> **Material provided**:
/---
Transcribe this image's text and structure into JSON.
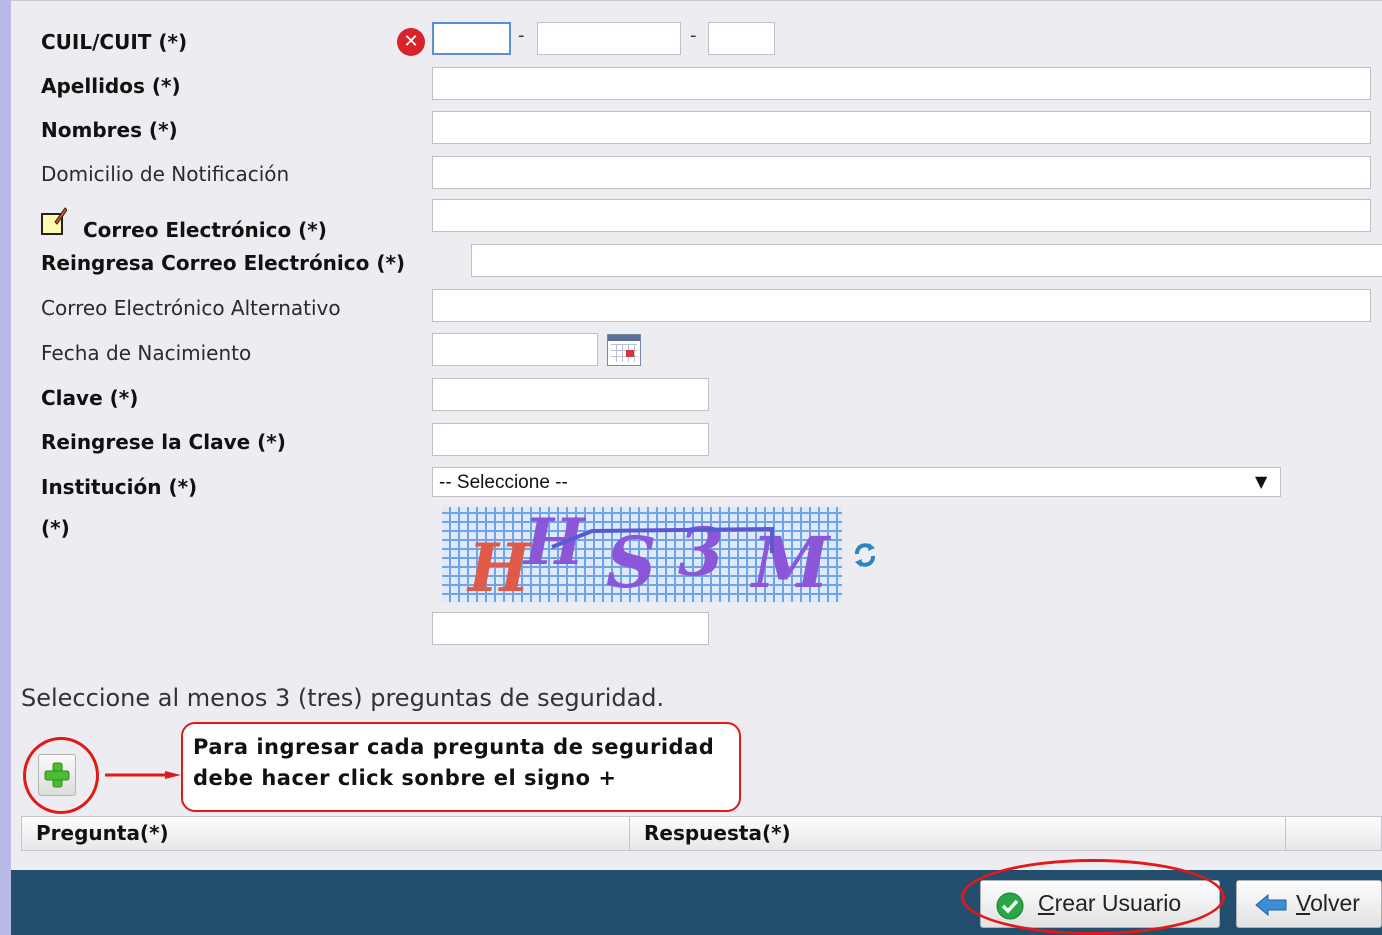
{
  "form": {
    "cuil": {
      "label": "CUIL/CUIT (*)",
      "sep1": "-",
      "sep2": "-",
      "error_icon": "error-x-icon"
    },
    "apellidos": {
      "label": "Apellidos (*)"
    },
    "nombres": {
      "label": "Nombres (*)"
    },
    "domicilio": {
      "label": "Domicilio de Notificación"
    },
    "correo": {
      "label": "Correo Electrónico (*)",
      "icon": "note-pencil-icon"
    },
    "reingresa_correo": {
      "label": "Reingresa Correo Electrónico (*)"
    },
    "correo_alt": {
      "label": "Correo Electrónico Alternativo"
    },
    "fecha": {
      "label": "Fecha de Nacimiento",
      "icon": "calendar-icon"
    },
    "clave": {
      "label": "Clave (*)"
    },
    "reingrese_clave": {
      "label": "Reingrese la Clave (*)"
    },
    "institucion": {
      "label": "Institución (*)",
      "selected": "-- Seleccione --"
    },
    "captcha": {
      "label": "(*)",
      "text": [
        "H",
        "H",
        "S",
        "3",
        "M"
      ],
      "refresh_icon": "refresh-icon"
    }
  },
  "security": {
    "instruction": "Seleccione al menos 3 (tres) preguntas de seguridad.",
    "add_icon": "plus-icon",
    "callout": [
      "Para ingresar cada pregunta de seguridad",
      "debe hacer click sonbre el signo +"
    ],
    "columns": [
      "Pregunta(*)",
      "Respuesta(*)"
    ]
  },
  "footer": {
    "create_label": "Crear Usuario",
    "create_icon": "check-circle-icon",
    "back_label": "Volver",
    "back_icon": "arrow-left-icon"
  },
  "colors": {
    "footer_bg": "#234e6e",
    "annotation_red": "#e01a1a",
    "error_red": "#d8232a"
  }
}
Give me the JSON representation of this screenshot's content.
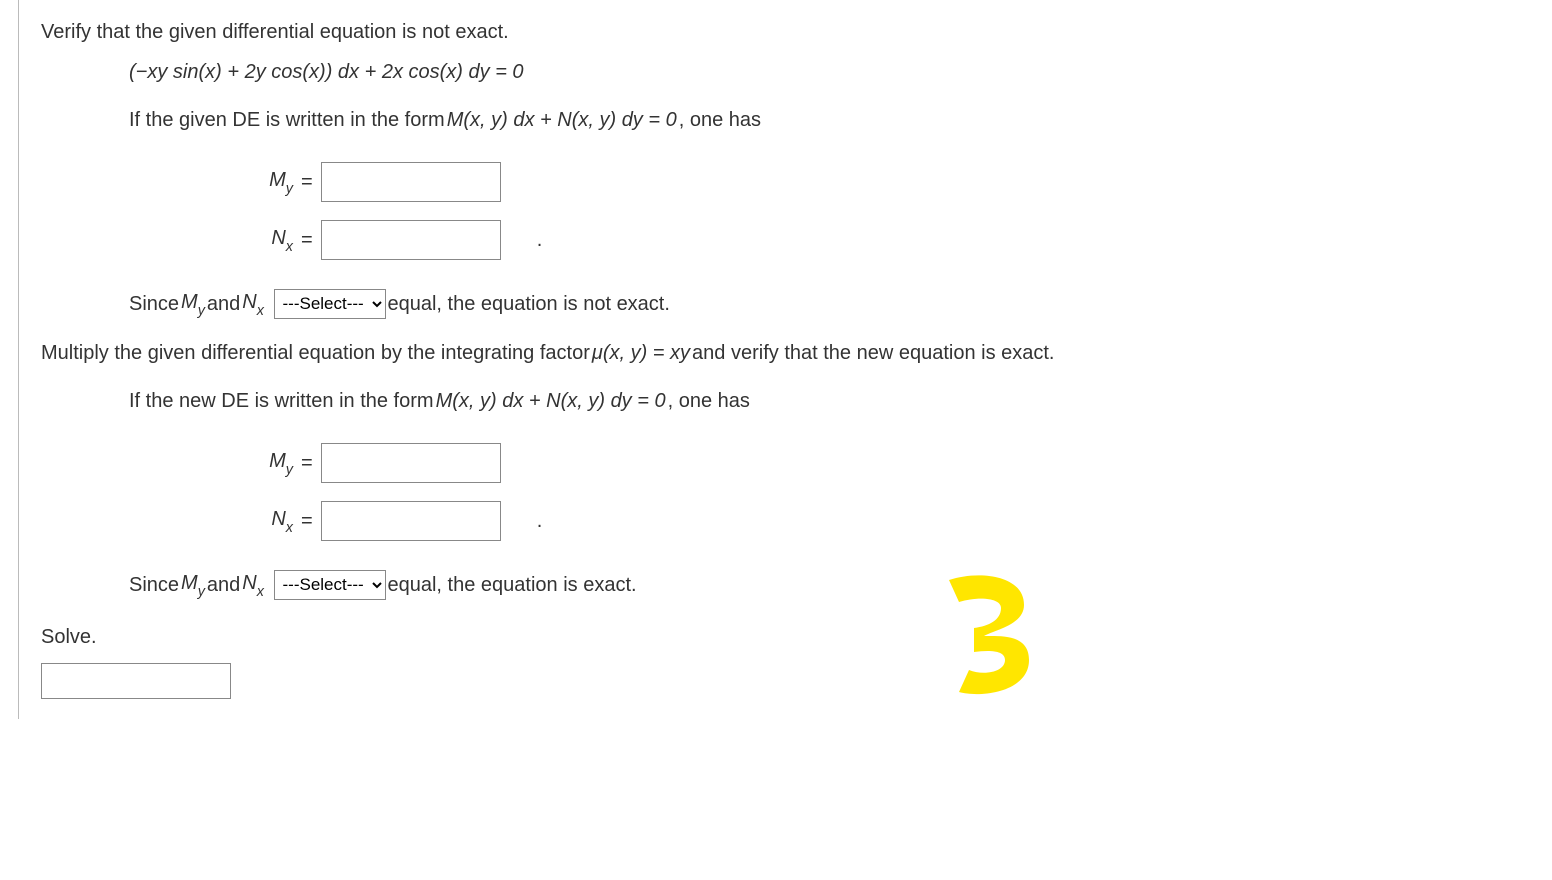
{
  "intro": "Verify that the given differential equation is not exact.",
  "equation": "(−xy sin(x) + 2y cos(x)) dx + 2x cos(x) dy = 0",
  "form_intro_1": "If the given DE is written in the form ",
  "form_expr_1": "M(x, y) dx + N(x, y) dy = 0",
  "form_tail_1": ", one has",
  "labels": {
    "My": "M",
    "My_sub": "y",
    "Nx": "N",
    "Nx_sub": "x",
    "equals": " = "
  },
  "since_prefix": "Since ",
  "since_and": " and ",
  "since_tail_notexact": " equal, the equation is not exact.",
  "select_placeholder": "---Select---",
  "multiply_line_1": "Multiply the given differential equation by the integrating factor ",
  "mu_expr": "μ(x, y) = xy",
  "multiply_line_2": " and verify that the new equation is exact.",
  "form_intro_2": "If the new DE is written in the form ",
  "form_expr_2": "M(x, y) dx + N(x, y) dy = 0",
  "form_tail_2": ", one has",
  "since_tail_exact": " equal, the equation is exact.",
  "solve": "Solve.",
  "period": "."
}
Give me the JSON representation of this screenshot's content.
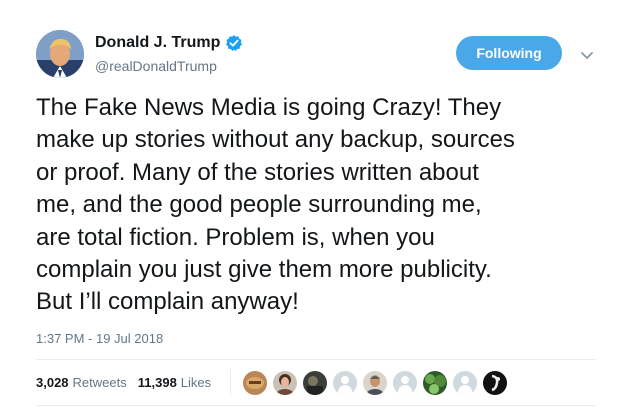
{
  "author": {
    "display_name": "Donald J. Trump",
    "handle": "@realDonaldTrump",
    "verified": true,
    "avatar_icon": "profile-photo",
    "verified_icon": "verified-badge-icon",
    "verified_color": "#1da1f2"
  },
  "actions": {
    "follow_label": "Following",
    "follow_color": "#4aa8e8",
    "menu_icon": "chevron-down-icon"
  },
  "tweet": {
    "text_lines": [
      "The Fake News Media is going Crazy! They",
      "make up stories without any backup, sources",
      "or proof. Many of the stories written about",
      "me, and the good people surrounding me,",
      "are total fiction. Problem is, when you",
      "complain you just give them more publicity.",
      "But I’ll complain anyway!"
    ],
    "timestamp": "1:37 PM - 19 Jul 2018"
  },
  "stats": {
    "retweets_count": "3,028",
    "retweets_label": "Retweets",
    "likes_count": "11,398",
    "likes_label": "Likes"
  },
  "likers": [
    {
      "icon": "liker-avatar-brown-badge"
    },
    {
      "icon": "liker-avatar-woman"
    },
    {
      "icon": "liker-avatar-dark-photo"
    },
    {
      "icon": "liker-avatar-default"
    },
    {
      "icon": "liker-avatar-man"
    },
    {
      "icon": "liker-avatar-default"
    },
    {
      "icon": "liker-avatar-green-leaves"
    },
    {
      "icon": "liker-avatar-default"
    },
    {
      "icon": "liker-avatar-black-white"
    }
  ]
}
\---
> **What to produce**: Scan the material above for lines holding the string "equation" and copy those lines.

> **Result for this task**:
  "intro": "Verify that the given differential equation is not exact.",
  "equation": "(−xy sin(x) + 2y cos(x)) dx + 2x cos(x) dy = 0",
  "since_tail_notexact": " equal, the equation is not exact.",
  "multiply_line_1": "Multiply the given differential equation by the integrating factor ",
  "multiply_line_2": " and verify that the new equation is exact.",
  "since_tail_exact": " equal, the equation is exact.",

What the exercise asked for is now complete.